## [DATA FOR THE TASK]
------

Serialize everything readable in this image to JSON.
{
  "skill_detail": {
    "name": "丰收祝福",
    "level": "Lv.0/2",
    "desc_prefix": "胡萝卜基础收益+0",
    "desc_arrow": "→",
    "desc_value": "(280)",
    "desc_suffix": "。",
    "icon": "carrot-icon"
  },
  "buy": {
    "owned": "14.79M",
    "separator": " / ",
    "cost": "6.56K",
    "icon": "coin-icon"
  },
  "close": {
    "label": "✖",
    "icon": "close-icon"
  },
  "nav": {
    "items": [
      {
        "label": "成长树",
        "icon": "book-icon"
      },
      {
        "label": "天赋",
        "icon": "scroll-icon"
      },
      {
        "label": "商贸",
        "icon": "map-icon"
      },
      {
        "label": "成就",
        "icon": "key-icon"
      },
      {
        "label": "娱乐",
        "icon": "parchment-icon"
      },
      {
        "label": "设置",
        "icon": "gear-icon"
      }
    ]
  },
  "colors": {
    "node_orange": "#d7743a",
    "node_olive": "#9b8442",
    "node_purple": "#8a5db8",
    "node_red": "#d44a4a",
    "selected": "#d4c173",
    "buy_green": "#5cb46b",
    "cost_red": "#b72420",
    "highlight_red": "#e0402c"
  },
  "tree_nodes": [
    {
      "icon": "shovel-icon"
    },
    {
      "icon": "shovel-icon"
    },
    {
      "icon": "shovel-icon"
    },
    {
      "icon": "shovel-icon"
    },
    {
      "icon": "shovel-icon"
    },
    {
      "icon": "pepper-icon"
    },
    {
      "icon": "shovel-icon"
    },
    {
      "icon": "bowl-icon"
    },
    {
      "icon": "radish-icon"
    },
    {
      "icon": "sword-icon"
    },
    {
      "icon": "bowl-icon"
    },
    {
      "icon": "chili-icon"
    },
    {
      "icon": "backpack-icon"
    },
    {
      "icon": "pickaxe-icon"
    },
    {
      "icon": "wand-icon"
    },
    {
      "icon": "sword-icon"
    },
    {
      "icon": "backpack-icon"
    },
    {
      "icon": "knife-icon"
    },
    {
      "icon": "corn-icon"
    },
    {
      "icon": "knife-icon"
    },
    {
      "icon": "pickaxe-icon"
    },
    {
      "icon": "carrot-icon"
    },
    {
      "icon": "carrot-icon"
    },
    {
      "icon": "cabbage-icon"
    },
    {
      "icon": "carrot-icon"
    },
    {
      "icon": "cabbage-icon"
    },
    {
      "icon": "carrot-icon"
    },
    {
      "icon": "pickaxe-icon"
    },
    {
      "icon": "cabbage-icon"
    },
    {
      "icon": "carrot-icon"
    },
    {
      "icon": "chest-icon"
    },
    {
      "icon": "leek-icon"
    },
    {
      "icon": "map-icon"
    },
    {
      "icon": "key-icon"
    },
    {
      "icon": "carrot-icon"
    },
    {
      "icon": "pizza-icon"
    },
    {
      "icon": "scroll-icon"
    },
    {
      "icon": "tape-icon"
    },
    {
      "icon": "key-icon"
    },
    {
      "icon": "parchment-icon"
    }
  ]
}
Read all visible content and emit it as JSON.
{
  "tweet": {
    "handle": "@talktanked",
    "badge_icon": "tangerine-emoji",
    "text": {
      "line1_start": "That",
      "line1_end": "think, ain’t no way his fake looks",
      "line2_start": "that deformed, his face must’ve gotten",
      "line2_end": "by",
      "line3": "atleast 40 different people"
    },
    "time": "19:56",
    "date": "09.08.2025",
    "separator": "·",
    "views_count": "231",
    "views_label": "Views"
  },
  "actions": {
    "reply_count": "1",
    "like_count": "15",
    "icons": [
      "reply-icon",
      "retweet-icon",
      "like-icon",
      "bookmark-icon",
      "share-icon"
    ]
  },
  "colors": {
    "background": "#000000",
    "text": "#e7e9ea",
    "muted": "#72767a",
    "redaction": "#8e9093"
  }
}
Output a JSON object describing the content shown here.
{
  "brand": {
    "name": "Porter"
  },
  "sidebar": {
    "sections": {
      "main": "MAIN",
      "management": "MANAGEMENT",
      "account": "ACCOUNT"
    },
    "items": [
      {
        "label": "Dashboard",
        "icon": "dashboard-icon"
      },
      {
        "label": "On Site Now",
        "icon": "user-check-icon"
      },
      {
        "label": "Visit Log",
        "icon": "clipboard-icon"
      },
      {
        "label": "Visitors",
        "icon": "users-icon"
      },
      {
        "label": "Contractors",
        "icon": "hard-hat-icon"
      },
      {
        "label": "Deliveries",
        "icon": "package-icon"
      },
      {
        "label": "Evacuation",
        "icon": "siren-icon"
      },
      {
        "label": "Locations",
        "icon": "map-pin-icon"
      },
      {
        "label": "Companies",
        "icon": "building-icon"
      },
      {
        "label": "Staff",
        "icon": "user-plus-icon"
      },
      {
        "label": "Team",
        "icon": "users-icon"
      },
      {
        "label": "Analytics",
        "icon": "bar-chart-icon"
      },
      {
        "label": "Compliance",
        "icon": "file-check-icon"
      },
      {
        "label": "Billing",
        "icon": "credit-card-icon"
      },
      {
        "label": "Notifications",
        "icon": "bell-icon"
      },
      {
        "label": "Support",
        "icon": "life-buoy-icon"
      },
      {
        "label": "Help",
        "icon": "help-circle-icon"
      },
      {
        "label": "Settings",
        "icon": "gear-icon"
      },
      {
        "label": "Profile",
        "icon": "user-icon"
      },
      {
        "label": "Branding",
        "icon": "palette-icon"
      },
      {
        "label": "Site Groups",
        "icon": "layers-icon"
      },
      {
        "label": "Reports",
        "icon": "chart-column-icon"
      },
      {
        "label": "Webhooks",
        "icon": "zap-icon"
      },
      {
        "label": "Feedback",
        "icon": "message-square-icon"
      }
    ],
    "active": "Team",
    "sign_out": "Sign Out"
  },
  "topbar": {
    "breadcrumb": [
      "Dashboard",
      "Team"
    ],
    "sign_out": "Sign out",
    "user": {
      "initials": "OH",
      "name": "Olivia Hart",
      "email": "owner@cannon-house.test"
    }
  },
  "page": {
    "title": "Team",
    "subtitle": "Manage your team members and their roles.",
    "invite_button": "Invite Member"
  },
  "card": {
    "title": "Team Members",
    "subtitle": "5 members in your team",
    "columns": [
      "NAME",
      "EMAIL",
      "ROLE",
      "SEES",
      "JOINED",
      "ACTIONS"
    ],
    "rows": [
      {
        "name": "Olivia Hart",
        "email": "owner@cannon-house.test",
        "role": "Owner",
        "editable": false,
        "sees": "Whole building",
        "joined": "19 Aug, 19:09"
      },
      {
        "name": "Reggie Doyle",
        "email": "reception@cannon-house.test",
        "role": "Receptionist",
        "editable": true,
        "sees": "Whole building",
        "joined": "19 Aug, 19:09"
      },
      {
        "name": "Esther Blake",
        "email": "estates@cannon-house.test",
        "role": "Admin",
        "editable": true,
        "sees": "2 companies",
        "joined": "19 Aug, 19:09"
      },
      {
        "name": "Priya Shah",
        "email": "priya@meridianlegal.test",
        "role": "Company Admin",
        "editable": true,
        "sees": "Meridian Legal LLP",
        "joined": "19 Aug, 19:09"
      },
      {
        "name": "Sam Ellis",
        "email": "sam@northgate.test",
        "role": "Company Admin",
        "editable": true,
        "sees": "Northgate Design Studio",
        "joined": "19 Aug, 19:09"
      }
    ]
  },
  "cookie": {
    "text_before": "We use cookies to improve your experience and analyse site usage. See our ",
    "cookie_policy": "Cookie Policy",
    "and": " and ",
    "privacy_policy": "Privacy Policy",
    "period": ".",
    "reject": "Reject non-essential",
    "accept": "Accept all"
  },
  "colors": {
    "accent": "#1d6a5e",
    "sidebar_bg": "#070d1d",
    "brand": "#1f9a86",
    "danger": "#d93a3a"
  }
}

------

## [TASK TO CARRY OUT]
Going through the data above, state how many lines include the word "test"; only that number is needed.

## [RESPONSE AREA]
6